This post on NPR called 10 Question To Ask Your Doctor is a really good one. So good, that it started me thinking about the 10 Questions To Ask Your Parents, common sense questions that I came up with from my turn as adult child of aging parent, as well as home health clinician. Here goes:
1. Who is your primary care doctor?
2. Who is your psychiatrist?
3. Where do you keep your Medicare card and supplemental insurance information?
4. If you want me to be able to speak to the doctor, have you added my name to your Release of Information documents at the doctor’s office and at the specialists’ office?

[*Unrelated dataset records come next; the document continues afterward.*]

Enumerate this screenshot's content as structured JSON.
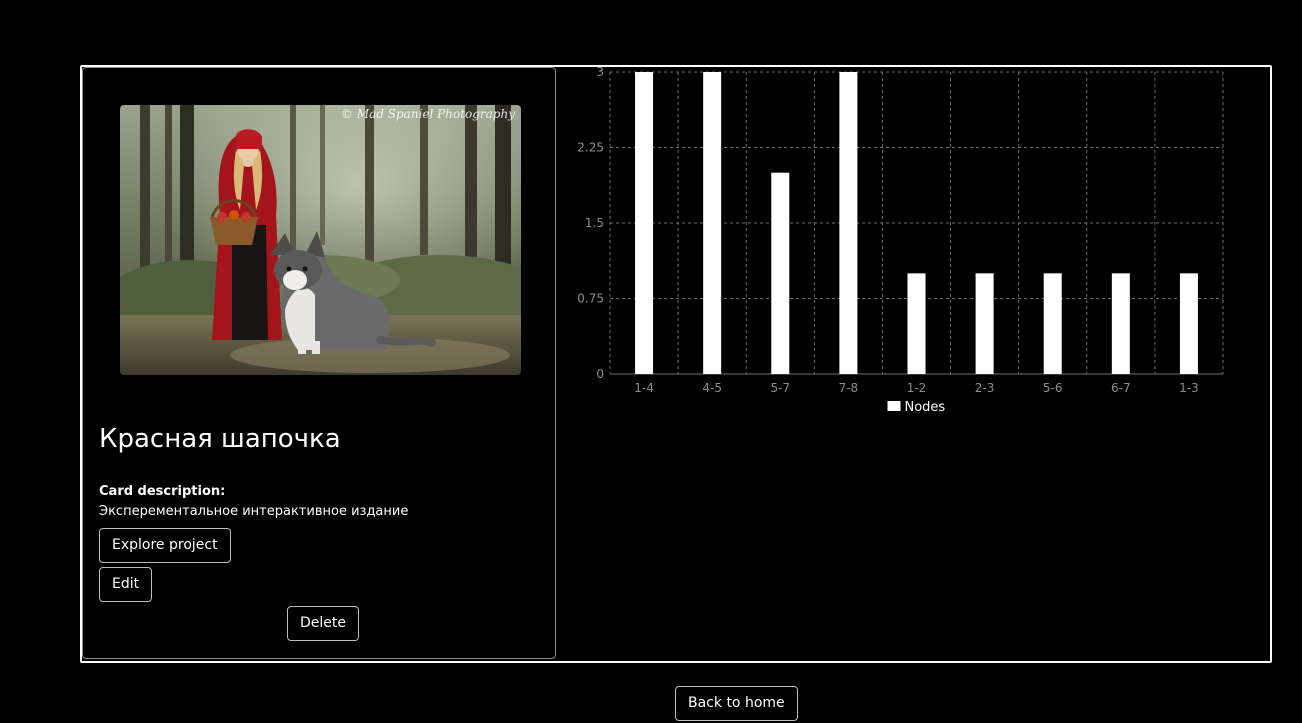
{
  "card": {
    "image": {
      "subject": "girl in red hooded cloak with basket beside husky in forest",
      "watermark": "© Mad Spaniel Photography"
    },
    "title": "Красная шапочка",
    "description_label": "Card description:",
    "description_text": "Эксперементальное интерактивное издание",
    "explore_label": "Explore project",
    "edit_label": "Edit",
    "delete_label": "Delete"
  },
  "footer": {
    "back_label": "Back to home"
  },
  "colors": {
    "background": "#000000",
    "foreground": "#ffffff",
    "grid": "#6e6e6e",
    "tick_text": "#8c8c8c",
    "border": "#bdbdbd"
  },
  "chart_data": {
    "type": "bar",
    "categories": [
      "1-4",
      "4-5",
      "5-7",
      "7-8",
      "1-2",
      "2-3",
      "5-6",
      "6-7",
      "1-3"
    ],
    "series": [
      {
        "name": "Nodes",
        "values": [
          3,
          3,
          2,
          3,
          1,
          1,
          1,
          1,
          1
        ],
        "color": "#ffffff"
      }
    ],
    "yticks": [
      "0",
      "0.75",
      "1.5",
      "2.25",
      "3"
    ],
    "ylim": [
      0,
      3
    ],
    "grid": true,
    "grid_style": "dashed",
    "legend_position": "bottom"
  }
}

5. What medications are you on and do you have a list of them?
6. Are you allergic to any medications? Also, do you have a list of the side effects of your medications?
7. Are you taking any herbal supplements and, if so, what are they?
8. Has there been a change in the length between visits at which the doctor wants to see you? If so, do you know why, and can you tell me?
9. Do you have a Durable Power of Attorney for Healthcare?
10. Do you have my phone number written down, stored in your phone, kept in your wallet or elsewhere, that is easily accessible? Likewise, do you have someone else to call in case I am not available.
So, maybe you’ve got a few more than the 10 questions here, but that’s okay. For you, having this information, keeping it safely in a folder or on a smart phone, can make life easier for both you and your parent, should an unexpected event (perhaps during an emergency when one or both of you is out of town) occur that requires action. In addition, you can check and see that your parent has your information in a safe place as well.
Make it a habit of reviewing the information every few months, because patients change their doctors, and insurance policies and terms can change, too. The good news is that once you create the lists, they easy to update — something you’ll be glad you did should you ever need them.
Next time: 10 Questions To Ask Your Parent About Their Money.
Meredith Resnick, LCSW, worked as a clinical social worker in geriatrics, psychiatry and home health/hospice for more than two decades. Her personal essays have appeared in Newsweek, Bride’s, JAMA, The Orange County Register, Los Angeles Times and many others. She writes about all things “Sandwich Generation” for Psychology Today–Visit: More Than Caregiving: The Real Truth About Life With Aging Parents. For more, visit: MeredithResnick.com.